WHAT IS BEING ASKED:
Return each line of the entries that holds the string "Futura".
———
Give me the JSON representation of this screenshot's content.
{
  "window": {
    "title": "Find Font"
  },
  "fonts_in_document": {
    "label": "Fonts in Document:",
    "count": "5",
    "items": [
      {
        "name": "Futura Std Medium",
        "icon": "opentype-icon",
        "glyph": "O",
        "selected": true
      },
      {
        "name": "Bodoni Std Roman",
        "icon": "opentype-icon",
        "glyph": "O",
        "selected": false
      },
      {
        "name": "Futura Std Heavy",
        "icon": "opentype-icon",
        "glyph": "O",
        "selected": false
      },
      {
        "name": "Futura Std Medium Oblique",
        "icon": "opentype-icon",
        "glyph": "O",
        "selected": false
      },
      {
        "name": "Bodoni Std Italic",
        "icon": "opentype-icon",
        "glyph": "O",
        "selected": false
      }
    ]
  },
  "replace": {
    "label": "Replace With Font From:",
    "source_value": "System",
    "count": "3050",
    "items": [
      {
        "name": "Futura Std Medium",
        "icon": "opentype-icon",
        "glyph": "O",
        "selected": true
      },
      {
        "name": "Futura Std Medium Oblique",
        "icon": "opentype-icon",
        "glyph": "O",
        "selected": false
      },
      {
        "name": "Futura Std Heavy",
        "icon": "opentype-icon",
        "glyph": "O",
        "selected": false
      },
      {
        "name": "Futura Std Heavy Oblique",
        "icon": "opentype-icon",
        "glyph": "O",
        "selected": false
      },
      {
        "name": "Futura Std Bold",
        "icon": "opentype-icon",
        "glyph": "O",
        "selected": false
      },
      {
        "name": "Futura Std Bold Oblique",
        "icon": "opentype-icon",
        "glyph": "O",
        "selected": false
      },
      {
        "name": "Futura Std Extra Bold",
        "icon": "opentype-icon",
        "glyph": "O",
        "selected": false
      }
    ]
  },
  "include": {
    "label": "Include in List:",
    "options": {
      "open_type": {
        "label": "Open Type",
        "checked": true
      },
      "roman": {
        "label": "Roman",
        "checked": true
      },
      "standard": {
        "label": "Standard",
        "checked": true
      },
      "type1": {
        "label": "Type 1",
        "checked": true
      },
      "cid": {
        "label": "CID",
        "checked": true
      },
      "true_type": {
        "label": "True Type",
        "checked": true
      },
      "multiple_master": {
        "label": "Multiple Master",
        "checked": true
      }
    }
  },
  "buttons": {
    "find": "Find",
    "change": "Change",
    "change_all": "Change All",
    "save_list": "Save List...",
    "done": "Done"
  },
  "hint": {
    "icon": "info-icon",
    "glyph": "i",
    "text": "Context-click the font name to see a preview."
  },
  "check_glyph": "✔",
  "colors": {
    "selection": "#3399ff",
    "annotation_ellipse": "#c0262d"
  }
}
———
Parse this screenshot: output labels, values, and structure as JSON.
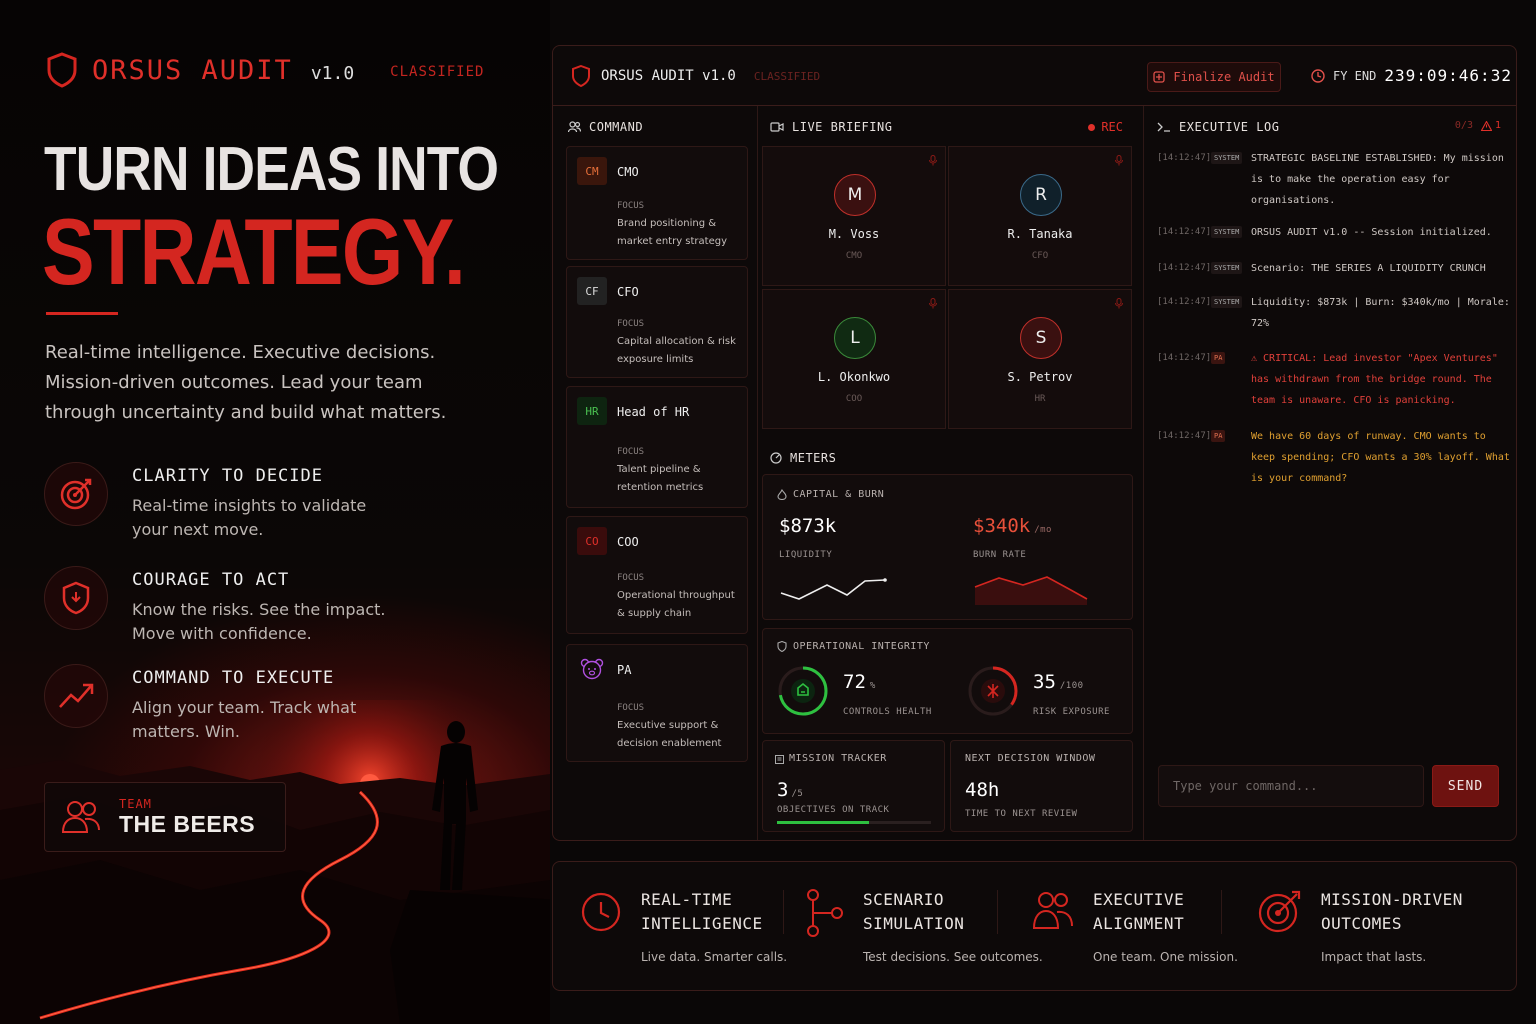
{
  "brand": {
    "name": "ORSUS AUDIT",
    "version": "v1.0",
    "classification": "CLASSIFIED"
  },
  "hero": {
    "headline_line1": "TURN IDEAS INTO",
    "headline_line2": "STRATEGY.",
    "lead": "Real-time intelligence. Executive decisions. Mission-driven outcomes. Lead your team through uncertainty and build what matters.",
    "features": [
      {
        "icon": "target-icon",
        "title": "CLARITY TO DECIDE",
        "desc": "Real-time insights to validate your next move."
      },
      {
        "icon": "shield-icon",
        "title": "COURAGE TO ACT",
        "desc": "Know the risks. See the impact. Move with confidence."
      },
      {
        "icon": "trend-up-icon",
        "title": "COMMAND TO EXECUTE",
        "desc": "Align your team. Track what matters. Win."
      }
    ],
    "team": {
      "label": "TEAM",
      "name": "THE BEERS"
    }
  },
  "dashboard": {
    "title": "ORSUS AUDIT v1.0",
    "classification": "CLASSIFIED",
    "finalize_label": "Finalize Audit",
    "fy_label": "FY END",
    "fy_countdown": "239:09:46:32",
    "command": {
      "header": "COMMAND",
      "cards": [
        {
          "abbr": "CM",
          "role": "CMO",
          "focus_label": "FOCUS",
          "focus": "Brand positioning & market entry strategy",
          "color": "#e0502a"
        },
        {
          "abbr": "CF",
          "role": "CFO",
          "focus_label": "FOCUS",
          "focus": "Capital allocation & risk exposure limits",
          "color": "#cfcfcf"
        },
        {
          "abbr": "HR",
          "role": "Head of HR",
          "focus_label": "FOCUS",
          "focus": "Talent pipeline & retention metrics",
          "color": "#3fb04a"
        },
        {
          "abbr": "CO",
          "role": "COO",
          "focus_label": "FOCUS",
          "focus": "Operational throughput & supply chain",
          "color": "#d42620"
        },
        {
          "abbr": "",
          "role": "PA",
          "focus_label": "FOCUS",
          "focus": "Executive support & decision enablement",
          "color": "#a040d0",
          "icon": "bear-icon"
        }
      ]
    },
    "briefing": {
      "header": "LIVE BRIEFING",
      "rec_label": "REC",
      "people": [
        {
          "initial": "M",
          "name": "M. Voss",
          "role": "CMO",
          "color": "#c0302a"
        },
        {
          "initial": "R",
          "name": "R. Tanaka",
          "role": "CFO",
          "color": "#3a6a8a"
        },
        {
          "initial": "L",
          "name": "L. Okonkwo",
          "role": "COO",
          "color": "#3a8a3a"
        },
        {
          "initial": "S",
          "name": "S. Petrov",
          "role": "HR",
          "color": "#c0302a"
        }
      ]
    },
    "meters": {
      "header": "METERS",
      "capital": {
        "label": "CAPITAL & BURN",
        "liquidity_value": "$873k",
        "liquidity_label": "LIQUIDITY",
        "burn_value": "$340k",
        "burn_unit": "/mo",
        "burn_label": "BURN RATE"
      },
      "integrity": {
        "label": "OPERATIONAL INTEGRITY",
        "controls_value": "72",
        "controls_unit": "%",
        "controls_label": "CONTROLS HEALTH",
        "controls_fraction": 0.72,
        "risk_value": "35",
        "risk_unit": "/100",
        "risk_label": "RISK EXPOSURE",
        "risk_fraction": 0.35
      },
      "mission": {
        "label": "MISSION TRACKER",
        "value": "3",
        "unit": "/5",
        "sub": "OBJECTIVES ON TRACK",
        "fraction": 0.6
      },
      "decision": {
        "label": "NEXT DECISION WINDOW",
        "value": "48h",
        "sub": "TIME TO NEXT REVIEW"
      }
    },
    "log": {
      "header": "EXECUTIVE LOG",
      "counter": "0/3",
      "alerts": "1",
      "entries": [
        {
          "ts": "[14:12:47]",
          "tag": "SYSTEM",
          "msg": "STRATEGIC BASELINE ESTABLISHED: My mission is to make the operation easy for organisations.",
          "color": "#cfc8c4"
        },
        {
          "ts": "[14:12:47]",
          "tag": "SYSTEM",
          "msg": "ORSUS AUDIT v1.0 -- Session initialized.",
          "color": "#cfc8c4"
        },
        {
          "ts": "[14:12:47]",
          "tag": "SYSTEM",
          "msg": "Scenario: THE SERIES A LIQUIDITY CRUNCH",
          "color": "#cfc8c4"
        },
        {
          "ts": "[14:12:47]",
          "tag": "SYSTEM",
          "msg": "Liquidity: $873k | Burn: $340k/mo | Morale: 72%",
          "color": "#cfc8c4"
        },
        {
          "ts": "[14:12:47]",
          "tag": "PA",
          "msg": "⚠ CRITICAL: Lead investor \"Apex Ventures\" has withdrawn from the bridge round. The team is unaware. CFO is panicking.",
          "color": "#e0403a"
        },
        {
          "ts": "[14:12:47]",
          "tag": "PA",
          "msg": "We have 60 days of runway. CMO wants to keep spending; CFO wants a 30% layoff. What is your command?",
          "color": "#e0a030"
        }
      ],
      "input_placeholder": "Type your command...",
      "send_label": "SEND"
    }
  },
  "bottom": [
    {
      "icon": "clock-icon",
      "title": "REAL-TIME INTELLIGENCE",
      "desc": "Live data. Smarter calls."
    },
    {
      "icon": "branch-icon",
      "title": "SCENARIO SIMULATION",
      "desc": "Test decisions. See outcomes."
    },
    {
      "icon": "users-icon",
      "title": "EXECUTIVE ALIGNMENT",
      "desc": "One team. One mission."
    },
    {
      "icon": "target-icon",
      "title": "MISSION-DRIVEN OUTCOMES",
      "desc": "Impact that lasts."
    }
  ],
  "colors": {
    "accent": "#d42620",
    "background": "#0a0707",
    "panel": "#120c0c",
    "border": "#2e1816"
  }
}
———
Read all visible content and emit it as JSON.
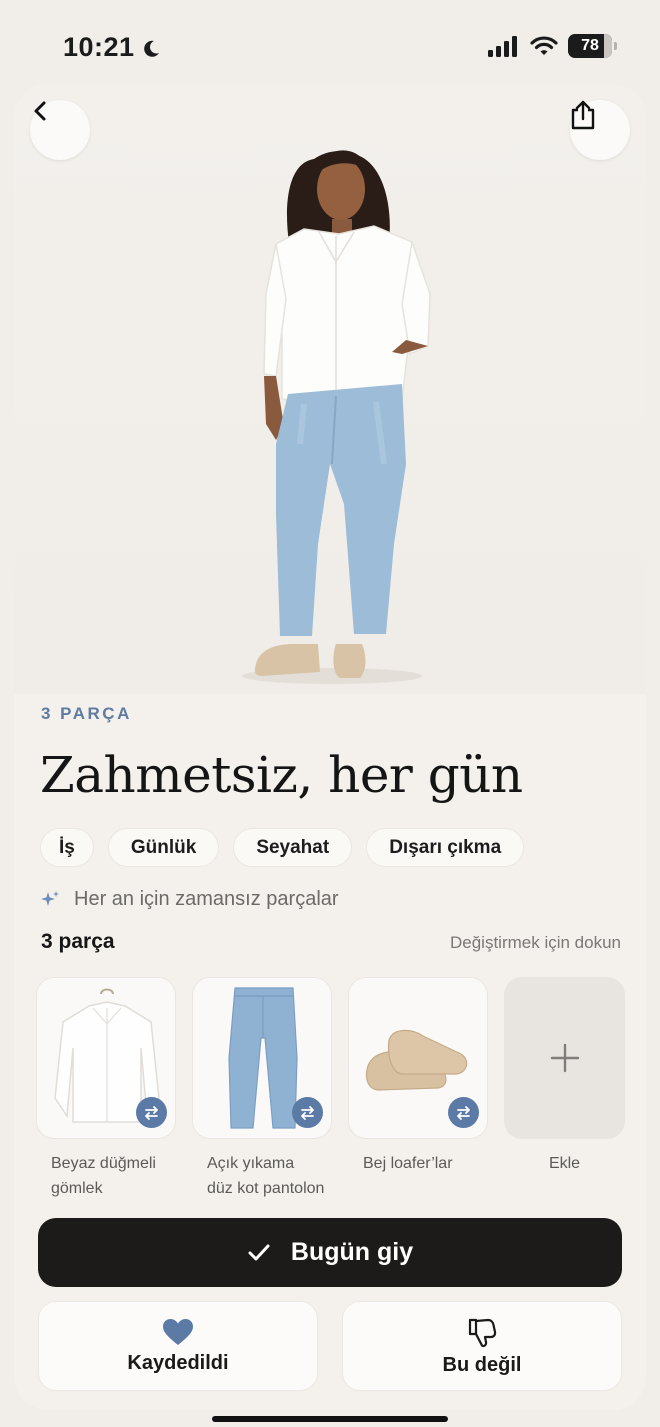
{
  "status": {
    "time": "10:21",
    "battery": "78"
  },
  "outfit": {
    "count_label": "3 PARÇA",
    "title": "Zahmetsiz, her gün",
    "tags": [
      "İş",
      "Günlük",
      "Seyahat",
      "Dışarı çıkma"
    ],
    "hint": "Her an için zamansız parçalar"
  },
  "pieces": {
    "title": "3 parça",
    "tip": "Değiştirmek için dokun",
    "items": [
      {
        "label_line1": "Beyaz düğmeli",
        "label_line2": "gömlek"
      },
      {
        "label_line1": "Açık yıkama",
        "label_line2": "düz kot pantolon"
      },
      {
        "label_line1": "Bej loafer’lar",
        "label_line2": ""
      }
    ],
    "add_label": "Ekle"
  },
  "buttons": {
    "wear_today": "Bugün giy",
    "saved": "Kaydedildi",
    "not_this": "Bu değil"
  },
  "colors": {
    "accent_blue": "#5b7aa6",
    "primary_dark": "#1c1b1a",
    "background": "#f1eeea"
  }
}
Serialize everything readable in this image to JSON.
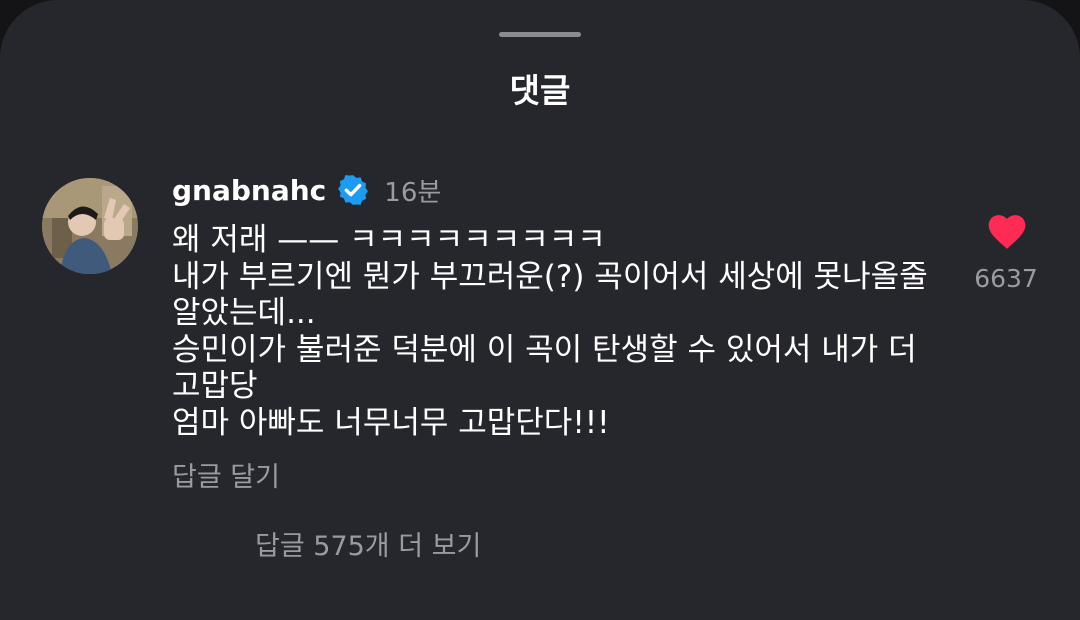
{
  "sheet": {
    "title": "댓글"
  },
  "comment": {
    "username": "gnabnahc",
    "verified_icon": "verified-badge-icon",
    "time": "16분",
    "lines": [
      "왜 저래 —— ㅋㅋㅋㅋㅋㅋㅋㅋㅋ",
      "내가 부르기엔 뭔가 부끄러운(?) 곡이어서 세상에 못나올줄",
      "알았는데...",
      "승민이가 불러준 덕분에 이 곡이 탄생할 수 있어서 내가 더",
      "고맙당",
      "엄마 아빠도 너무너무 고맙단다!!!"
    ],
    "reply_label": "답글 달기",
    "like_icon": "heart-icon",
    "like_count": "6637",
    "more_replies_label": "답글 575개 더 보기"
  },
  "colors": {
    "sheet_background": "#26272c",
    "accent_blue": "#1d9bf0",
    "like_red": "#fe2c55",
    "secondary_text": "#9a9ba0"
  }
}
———
REPLY:
        "name": "Futura Std Medium",
        "name": "Futura Std Heavy",
        "name": "Futura Std Medium Oblique",
        "name": "Futura Std Medium",
        "name": "Futura Std Medium Oblique",
        "name": "Futura Std Heavy",
        "name": "Futura Std Heavy Oblique",
        "name": "Futura Std Bold",
        "name": "Futura Std Bold Oblique",
        "name": "Futura Std Extra Bold",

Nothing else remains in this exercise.